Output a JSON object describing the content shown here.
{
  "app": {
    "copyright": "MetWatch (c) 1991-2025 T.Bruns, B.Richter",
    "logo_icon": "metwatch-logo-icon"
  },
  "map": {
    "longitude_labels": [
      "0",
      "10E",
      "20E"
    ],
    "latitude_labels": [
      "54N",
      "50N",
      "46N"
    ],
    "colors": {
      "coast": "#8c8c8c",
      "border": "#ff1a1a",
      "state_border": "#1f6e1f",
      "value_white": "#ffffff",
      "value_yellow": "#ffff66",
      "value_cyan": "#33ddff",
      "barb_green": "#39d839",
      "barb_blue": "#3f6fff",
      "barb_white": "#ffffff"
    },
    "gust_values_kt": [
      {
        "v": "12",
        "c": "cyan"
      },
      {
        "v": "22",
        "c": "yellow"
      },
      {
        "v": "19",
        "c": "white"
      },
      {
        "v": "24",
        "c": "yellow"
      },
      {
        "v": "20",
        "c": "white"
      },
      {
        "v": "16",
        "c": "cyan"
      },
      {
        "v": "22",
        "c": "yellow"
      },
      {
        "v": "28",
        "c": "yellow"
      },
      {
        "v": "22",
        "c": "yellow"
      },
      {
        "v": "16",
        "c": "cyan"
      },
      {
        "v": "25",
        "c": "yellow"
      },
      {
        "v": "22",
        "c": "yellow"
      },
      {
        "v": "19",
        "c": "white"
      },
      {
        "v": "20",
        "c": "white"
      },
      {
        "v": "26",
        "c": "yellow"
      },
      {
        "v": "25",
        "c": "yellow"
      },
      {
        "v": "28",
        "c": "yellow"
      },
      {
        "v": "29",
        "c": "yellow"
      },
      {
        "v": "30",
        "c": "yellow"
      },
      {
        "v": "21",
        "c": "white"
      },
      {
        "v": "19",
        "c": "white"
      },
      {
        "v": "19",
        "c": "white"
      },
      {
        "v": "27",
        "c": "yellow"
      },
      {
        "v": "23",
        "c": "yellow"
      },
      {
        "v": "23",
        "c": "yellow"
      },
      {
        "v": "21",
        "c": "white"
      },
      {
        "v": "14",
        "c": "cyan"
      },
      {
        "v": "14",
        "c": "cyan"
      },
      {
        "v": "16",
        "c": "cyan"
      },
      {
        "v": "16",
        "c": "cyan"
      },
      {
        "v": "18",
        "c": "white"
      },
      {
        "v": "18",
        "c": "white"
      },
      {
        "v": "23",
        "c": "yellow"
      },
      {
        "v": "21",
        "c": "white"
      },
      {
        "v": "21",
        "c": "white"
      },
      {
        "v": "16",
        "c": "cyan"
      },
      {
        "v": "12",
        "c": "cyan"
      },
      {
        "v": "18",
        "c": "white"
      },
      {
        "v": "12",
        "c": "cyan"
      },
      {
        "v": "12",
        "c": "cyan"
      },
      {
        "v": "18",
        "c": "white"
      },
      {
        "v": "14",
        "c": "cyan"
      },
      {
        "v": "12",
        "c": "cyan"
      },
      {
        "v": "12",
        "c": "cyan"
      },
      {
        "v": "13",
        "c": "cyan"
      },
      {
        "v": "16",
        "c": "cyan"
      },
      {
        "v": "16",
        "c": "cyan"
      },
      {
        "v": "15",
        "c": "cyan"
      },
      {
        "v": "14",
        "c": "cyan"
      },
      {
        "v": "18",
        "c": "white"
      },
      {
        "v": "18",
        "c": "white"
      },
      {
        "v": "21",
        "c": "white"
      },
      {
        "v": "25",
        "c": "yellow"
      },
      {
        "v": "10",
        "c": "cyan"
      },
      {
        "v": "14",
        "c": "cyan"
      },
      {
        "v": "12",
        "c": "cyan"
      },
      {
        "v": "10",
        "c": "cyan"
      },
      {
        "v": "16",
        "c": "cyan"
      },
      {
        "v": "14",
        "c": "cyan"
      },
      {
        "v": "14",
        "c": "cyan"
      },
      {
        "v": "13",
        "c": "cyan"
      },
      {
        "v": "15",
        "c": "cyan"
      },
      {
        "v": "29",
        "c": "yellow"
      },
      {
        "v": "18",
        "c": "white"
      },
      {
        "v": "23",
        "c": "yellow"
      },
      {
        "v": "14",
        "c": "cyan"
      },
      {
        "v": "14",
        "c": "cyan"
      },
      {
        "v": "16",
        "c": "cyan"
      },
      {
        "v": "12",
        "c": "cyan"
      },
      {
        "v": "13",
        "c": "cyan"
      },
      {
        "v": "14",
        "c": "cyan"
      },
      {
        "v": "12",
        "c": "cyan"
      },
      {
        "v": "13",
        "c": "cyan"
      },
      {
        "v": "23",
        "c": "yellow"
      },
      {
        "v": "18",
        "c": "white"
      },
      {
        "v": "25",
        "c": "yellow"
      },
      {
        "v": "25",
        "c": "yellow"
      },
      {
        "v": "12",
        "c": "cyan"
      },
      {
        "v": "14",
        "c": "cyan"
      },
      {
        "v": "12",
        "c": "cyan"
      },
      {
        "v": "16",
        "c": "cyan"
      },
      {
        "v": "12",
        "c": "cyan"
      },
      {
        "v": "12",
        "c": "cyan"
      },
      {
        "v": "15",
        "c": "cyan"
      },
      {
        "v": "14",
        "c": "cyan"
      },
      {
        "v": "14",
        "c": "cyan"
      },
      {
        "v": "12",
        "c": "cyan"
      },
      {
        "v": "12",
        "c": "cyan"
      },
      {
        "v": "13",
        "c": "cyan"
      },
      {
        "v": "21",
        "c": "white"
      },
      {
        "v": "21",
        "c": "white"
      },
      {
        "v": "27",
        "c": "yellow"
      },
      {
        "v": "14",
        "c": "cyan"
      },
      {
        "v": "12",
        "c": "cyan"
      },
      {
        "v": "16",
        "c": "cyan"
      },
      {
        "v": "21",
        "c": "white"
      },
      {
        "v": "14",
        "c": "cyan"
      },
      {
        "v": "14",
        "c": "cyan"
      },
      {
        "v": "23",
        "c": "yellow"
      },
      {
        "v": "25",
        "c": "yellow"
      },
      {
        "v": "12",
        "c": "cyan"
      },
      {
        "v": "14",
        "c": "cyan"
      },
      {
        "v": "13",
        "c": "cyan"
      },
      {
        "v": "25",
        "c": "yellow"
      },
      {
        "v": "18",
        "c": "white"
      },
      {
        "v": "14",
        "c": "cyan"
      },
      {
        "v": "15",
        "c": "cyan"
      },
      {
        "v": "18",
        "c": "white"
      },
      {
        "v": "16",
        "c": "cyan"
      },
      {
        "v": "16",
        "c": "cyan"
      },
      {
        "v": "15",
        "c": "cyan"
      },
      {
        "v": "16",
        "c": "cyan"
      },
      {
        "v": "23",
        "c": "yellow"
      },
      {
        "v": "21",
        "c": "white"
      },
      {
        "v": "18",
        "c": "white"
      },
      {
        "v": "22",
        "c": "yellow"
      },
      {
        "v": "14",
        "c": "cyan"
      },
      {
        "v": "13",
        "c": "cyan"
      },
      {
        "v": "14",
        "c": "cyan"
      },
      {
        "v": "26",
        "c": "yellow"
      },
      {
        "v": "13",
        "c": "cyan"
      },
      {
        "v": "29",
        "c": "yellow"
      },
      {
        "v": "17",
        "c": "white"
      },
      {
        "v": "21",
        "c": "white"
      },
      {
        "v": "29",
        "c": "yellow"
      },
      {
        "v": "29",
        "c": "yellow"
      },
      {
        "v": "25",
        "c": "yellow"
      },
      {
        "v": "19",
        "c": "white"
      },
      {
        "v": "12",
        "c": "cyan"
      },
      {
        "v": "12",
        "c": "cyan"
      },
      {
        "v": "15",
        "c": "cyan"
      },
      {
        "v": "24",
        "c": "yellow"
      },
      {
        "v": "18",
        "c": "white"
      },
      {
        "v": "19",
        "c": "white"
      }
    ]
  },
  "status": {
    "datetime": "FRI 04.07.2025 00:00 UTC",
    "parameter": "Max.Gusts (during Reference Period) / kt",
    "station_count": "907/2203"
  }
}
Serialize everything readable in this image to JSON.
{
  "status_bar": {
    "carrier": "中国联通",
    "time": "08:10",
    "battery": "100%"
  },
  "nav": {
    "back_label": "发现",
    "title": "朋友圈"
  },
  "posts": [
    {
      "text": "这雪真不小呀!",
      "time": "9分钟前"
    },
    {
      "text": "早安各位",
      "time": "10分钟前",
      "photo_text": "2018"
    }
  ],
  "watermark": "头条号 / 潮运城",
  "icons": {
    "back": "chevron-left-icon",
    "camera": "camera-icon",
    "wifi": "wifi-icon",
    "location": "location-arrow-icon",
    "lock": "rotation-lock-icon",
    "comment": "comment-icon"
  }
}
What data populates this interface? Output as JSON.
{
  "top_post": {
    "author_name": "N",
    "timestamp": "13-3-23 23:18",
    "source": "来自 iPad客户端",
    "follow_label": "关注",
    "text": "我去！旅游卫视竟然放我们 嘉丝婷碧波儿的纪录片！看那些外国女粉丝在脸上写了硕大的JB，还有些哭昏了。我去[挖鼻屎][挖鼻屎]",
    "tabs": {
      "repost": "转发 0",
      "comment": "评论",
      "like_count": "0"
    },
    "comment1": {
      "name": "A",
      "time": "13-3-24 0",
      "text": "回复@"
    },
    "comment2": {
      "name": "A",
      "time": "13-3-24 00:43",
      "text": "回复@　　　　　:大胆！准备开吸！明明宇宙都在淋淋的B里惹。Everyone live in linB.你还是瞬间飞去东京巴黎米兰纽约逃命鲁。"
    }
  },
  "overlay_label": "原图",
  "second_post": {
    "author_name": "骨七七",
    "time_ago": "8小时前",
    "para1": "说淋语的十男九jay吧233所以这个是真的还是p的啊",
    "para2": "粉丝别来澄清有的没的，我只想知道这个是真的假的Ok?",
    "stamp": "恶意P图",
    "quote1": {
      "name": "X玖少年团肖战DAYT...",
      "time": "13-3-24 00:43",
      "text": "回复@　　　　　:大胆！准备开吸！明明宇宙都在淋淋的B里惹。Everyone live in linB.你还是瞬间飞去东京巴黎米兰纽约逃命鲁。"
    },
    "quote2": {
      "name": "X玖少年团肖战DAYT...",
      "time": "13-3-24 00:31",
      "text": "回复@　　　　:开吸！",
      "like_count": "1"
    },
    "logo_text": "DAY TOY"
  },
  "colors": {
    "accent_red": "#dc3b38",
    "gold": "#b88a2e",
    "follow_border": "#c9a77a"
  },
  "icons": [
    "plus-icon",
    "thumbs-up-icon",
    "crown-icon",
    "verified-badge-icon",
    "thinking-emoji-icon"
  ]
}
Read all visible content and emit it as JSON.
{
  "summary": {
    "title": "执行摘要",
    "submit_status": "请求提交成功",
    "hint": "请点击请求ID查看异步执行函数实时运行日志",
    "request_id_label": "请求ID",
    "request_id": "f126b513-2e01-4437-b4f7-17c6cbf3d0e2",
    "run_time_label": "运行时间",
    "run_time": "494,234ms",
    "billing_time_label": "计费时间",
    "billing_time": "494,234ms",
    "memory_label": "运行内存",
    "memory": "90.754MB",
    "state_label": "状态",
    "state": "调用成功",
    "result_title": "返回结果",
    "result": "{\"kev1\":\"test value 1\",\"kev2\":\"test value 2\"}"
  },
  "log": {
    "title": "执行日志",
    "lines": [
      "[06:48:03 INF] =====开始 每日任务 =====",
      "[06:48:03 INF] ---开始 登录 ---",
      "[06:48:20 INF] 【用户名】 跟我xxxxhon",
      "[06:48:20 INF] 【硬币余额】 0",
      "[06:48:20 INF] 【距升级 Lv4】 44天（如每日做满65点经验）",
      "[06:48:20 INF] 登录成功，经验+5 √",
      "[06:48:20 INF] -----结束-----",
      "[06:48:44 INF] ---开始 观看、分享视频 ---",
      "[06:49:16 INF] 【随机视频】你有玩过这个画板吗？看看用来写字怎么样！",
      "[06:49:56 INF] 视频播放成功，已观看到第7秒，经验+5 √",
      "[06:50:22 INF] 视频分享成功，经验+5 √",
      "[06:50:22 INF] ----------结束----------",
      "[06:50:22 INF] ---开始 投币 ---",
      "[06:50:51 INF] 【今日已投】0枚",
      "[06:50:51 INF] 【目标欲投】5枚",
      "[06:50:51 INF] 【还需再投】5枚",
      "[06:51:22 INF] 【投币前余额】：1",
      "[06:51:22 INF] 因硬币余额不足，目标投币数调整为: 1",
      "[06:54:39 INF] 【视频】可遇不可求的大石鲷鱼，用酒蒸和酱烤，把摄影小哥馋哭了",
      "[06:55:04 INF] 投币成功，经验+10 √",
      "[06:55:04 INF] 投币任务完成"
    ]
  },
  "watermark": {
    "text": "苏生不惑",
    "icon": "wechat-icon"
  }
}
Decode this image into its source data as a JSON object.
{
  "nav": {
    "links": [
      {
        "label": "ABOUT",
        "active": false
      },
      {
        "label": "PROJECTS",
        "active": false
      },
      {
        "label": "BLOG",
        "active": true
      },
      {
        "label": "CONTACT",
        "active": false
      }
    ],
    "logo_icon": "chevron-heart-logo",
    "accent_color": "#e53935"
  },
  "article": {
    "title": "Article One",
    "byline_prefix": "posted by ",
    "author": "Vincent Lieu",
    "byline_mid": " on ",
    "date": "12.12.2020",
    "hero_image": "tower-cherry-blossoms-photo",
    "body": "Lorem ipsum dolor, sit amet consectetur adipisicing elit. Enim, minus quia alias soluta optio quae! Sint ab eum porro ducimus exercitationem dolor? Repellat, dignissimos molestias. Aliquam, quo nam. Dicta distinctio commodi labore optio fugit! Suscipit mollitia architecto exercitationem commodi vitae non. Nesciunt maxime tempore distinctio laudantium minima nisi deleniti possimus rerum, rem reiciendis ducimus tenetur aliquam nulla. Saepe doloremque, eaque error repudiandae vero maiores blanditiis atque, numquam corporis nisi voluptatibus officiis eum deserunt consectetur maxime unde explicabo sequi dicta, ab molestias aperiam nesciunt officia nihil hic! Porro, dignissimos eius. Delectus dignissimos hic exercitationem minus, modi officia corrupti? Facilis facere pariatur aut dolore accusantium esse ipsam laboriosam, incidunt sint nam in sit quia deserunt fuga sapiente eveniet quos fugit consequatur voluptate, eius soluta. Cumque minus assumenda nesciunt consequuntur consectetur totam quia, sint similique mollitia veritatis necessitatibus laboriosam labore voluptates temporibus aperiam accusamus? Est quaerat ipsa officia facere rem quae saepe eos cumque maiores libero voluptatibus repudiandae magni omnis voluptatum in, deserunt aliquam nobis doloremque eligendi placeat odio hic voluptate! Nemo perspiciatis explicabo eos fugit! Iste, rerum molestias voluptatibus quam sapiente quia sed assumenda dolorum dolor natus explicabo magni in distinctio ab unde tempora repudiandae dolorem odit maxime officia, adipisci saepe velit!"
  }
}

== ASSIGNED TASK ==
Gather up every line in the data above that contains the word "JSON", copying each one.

== RESULT ==
Output a JSON object describing the content shown here.
Serialize everything readable in this image to JSON.
What data populates this interface? Output as JSON.
Read all visible content and emit it as JSON.
Decode this image into its source data as a JSON object.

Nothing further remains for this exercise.